  • At the end of 12 months* without evidence of reintroduction of WPV1 or new emergence and circulation of cVDPV, provide a report to the Director General on measures taken to implement the Temporary Recommendations.

*For the Lake Chad countries, this will be 12 months after the last case of WPV1 or cVDPV2, whichever is the latest, in the sub-region. Based on the last cases (above) in Ukraine the report will be due August 2017, for Myanmar in November 2017, for Madagascar in September 2017, for Guinea in January 2017, and in Lao PDR February 2018).

Additional considerations

The committee advised WHO to carefully review the event in the Netherlands, and also to review all applicable existing guidance to prevent and respond to such accidental release, and develop further guidance as necessary.

The committee noted that the VDPV in the Russian Federation was still unclassified, and that the event would be given further consideration at the European Regional Certification Commission in June and is still under review by the Advisory Committee for the release of mOPV2 vaccine.

The Committee strongly urged global partners in polio eradication to provide optimal support to all infected and vulnerable countries at this critical time in the polio eradication programme for implementation of the Temporary Recommendations under the IHR, as well as providing ongoing support to all countries that were previously subject to Temporary Recommendations (Somalia, Ethiopia, Syria, Iraq and Israel).

The Committee noted a detailed analysis of the public health benefits and costs of implementing temporary recommendations was completed and was currently undergoing peer review prior to publication.

The Committee urged all countries to avoid complacency which could easily lead to a polio resurgence.
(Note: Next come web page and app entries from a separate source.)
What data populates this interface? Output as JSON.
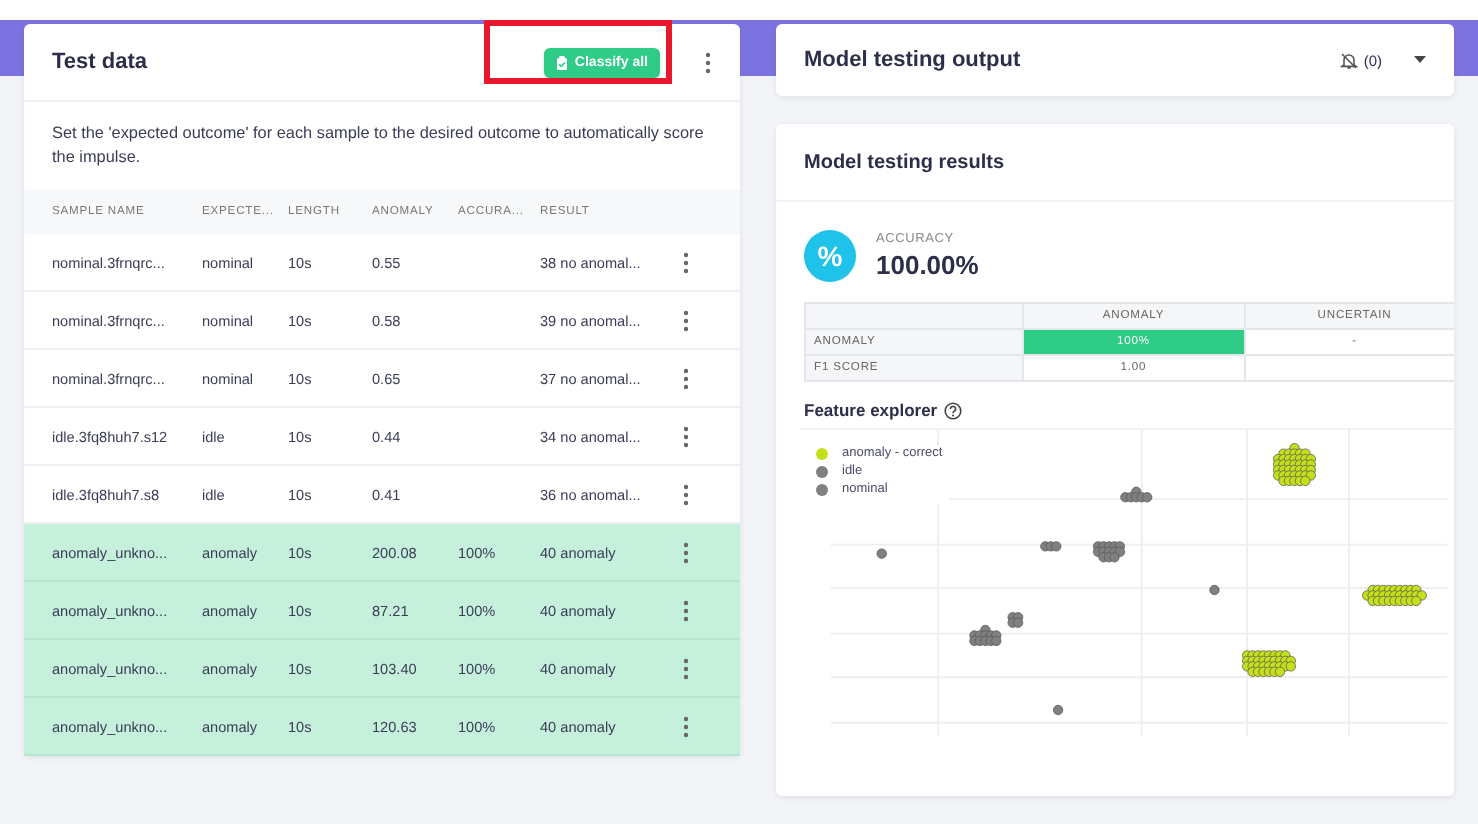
{
  "test_data": {
    "title": "Test data",
    "classify_button": {
      "label": "Classify all",
      "highlighted": true
    },
    "description": "Set the 'expected outcome' for each sample to the desired outcome to automatically score the impulse.",
    "columns": [
      "SAMPLE NAME",
      "EXPECTE...",
      "LENGTH",
      "ANOMALY",
      "ACCURA...",
      "RESULT"
    ],
    "rows": [
      {
        "sample_name": "nominal.3frnqrc...",
        "expected": "nominal",
        "length": "10s",
        "anomaly": "0.55",
        "result": "38 no anomal...",
        "correct": false
      },
      {
        "sample_name": "nominal.3frnqrc...",
        "expected": "nominal",
        "length": "10s",
        "anomaly": "0.58",
        "result": "39 no anomal...",
        "correct": false
      },
      {
        "sample_name": "nominal.3frnqrc...",
        "expected": "nominal",
        "length": "10s",
        "anomaly": "0.65",
        "result": "37 no anomal...",
        "correct": false
      },
      {
        "sample_name": "idle.3fq8huh7.s12",
        "expected": "idle",
        "length": "10s",
        "anomaly": "0.44",
        "result": "34 no anomal...",
        "correct": false
      },
      {
        "sample_name": "idle.3fq8huh7.s8",
        "expected": "idle",
        "length": "10s",
        "anomaly": "0.41",
        "result": "36 no anomal...",
        "correct": false
      },
      {
        "sample_name": "anomaly_unkno...",
        "expected": "anomaly",
        "length": "10s",
        "anomaly": "200.08",
        "accuracy": "100%",
        "result": "40 anomaly",
        "correct": true
      },
      {
        "sample_name": "anomaly_unkno...",
        "expected": "anomaly",
        "length": "10s",
        "anomaly": "87.21",
        "accuracy": "100%",
        "result": "40 anomaly",
        "correct": true
      },
      {
        "sample_name": "anomaly_unkno...",
        "expected": "anomaly",
        "length": "10s",
        "anomaly": "103.40",
        "accuracy": "100%",
        "result": "40 anomaly",
        "correct": true
      },
      {
        "sample_name": "anomaly_unkno...",
        "expected": "anomaly",
        "length": "10s",
        "anomaly": "120.63",
        "accuracy": "100%",
        "result": "40 anomaly",
        "correct": true
      }
    ]
  },
  "output": {
    "title": "Model testing output",
    "alert_count": "(0)"
  },
  "results": {
    "title": "Model testing results",
    "accuracy_glyph": "%",
    "accuracy_label": "ACCURACY",
    "accuracy_value": "100.00%",
    "metrics_table": {
      "columns": [
        "ANOMALY",
        "UNCERTAIN"
      ],
      "rows": [
        {
          "label": "ANOMALY",
          "cells": [
            {
              "text": "100%",
              "highlighted": true
            },
            {
              "text": "-",
              "highlighted": false
            }
          ]
        },
        {
          "label": "F1 SCORE",
          "cells": [
            {
              "text": "1.00",
              "highlighted": false
            }
          ]
        }
      ]
    },
    "feature_explorer": {
      "title": "Feature explorer",
      "legend": [
        {
          "label": "anomaly - correct",
          "color": "#c5e01a"
        },
        {
          "label": "idle",
          "color": "#808080"
        },
        {
          "label": "nominal",
          "color": "#808080"
        }
      ]
    }
  }
}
Surveillance particularly needs careful attention to quickly detect any resurgent transmission, and careful assessment of where insecurity and inaccessibility impact on surveillance. Similarly, there needs to be tracking of populations where there are high proportions of unvaccinated children due to inaccessibility.

Based on the advice concerning WPV1 and cVDPV, and the reports made by Afghanistan, Pakistan, Nigeria, and Equatorial Guinea, the Director General accepted the Committee’s assessment and on 2 May 2017 determined that the events relating to poliovirus continue to constitute a PHEIC, with respect to WPV1 and cVDPV. The Director General endorsed the Committee’s recommendations for countries falling into the definition for ‘States infected with WPV1, cVDPV1 or cVDPV3 with potential risk for international spread’, ‘States infected with cVDPV2’ and for ‘States no longer infected by WPV1 or cVDPV, but which remain vulnerable to re-infection by WPV or cVDPV’ and extended the Temporary Recommendations as revised by the Committee under the IHR to reduce the risk of international spread of poliovirus, effective 2 May 2017.

The Director General thanked the Committee Members and Advisors for their advice.